What you are asked to do » Reproduce all entries below verbatim. Skip the pictures.

** Records supplied follows **

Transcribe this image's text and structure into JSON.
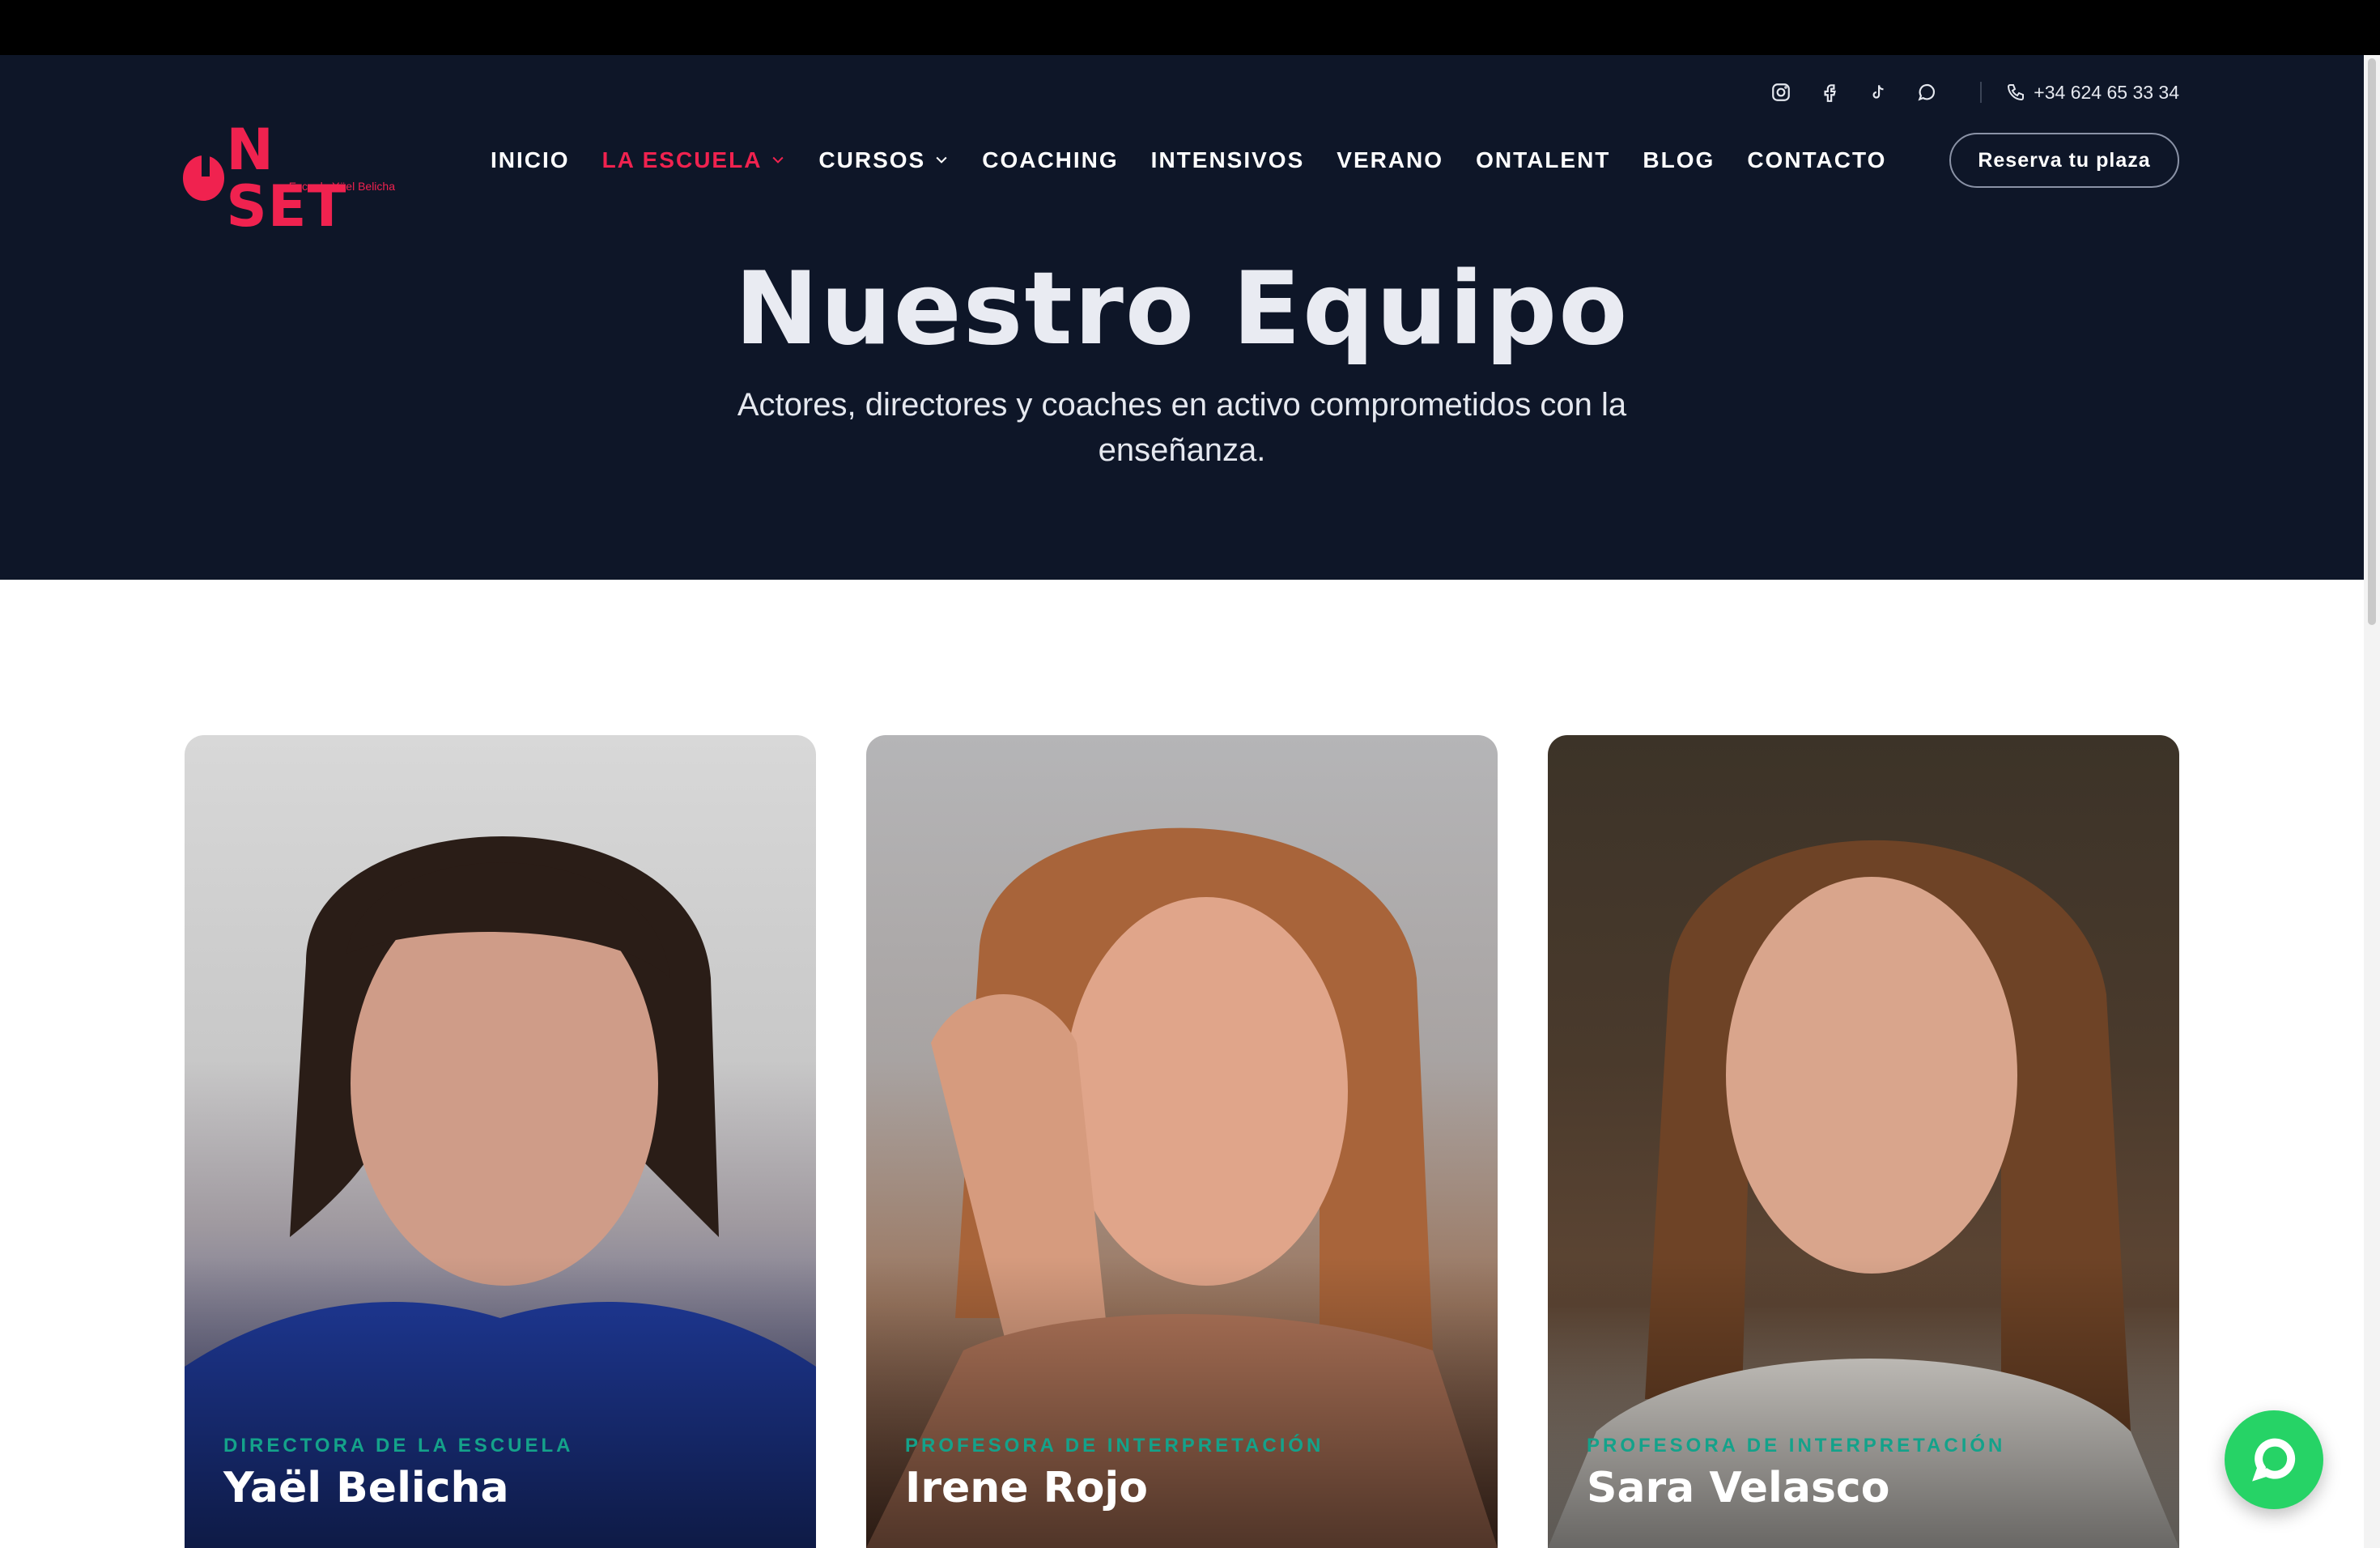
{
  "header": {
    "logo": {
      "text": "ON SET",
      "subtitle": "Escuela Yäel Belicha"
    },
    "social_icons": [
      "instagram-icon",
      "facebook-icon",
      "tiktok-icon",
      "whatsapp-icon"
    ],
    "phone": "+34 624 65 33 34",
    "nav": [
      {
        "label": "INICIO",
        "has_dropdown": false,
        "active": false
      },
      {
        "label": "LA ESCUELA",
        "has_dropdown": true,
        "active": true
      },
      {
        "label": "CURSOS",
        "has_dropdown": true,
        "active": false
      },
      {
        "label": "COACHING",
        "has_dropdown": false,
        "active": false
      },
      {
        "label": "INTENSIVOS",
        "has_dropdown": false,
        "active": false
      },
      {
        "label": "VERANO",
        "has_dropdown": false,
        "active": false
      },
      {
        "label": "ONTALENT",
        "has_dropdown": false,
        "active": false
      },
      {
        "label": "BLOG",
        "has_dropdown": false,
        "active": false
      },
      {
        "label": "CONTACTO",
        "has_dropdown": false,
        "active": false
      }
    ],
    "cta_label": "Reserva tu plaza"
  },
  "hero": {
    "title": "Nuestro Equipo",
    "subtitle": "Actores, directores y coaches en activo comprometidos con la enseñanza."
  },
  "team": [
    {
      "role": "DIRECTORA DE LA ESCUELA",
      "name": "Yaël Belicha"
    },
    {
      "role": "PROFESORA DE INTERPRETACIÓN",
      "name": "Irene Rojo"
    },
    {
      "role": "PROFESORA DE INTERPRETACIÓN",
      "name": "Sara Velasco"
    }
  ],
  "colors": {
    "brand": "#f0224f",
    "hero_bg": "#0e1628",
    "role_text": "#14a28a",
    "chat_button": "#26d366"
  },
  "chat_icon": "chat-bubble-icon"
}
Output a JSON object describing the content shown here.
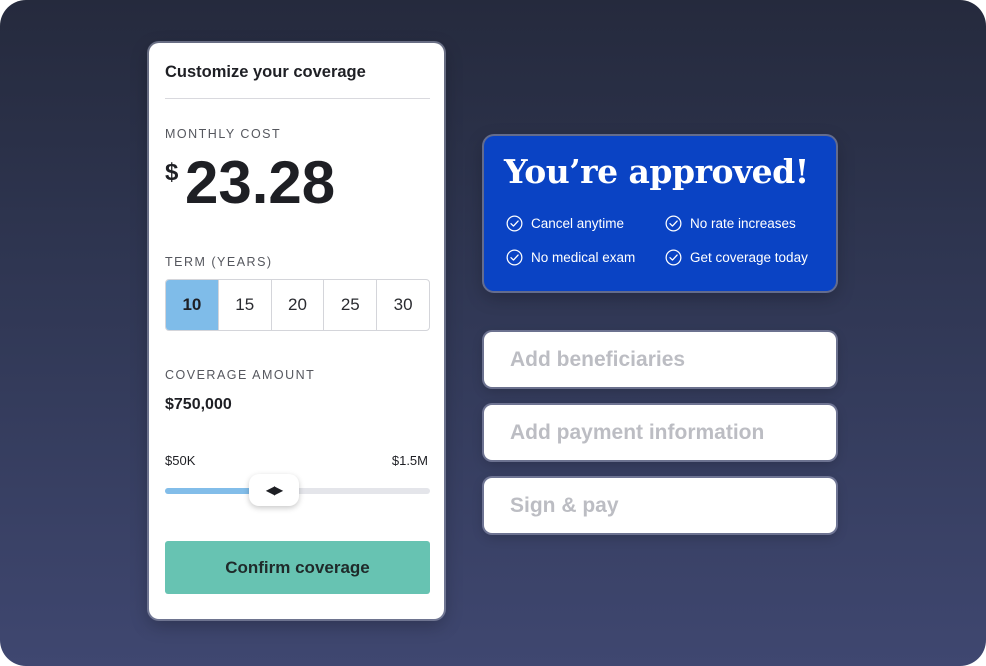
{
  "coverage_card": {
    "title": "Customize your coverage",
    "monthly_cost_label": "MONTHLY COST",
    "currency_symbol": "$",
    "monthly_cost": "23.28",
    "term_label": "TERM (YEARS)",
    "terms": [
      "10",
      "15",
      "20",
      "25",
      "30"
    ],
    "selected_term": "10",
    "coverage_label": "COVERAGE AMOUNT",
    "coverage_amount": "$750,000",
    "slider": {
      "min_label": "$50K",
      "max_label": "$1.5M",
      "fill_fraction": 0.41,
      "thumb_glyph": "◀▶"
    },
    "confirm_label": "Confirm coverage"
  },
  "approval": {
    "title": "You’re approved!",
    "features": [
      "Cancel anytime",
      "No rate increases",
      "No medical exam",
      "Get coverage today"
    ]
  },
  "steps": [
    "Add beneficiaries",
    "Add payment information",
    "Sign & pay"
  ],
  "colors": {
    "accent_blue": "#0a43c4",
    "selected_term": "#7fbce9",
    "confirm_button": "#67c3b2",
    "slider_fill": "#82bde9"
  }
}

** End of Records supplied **

Answer to this exercise »
Transcribe this image's text and structure into JSON.
{
  "header": {
    "logo": {
      "text": "ON SET",
      "subtitle": "Escuela Yäel Belicha"
    },
    "social_icons": [
      "instagram-icon",
      "facebook-icon",
      "tiktok-icon",
      "whatsapp-icon"
    ],
    "phone": "+34 624 65 33 34",
    "nav": [
      {
        "label": "INICIO",
        "has_dropdown": false,
        "active": false
      },
      {
        "label": "LA ESCUELA",
        "has_dropdown": true,
        "active": true
      },
      {
        "label": "CURSOS",
        "has_dropdown": true,
        "active": false
      },
      {
        "label": "COACHING",
        "has_dropdown": false,
        "active": false
      },
      {
        "label": "INTENSIVOS",
        "has_dropdown": false,
        "active": false
      },
      {
        "label": "VERANO",
        "has_dropdown": false,
        "active": false
      },
      {
        "label": "ONTALENT",
        "has_dropdown": false,
        "active": false
      },
      {
        "label": "BLOG",
        "has_dropdown": false,
        "active": false
      },
      {
        "label": "CONTACTO",
        "has_dropdown": false,
        "active": false
      }
    ],
    "cta_label": "Reserva tu plaza"
  },
  "hero": {
    "title": "Nuestro Equipo",
    "subtitle": "Actores, directores y coaches en activo comprometidos con la enseñanza."
  },
  "team": [
    {
      "role": "DIRECTORA DE LA ESCUELA",
      "name": "Yaël Belicha"
    },
    {
      "role": "PROFESORA DE INTERPRETACIÓN",
      "name": "Irene Rojo"
    },
    {
      "role": "PROFESORA DE INTERPRETACIÓN",
      "name": "Sara Velasco"
    }
  ],
  "colors": {
    "brand": "#f0224f",
    "hero_bg": "#0e1628",
    "role_text": "#14a28a",
    "chat_button": "#26d366"
  },
  "chat_icon": "chat-bubble-icon"
}
Output a JSON object describing the content shown here.
{
  "coverage_card": {
    "title": "Customize your coverage",
    "monthly_cost_label": "MONTHLY COST",
    "currency_symbol": "$",
    "monthly_cost": "23.28",
    "term_label": "TERM (YEARS)",
    "terms": [
      "10",
      "15",
      "20",
      "25",
      "30"
    ],
    "selected_term": "10",
    "coverage_label": "COVERAGE AMOUNT",
    "coverage_amount": "$750,000",
    "slider": {
      "min_label": "$50K",
      "max_label": "$1.5M",
      "fill_fraction": 0.41,
      "thumb_glyph": "◀▶"
    },
    "confirm_label": "Confirm coverage"
  },
  "approval": {
    "title": "You’re approved!",
    "features": [
      "Cancel anytime",
      "No rate increases",
      "No medical exam",
      "Get coverage today"
    ]
  },
  "steps": [
    "Add beneficiaries",
    "Add payment information",
    "Sign & pay"
  ],
  "colors": {
    "accent_blue": "#0a43c4",
    "selected_term": "#7fbce9",
    "confirm_button": "#67c3b2",
    "slider_fill": "#82bde9"
  }
}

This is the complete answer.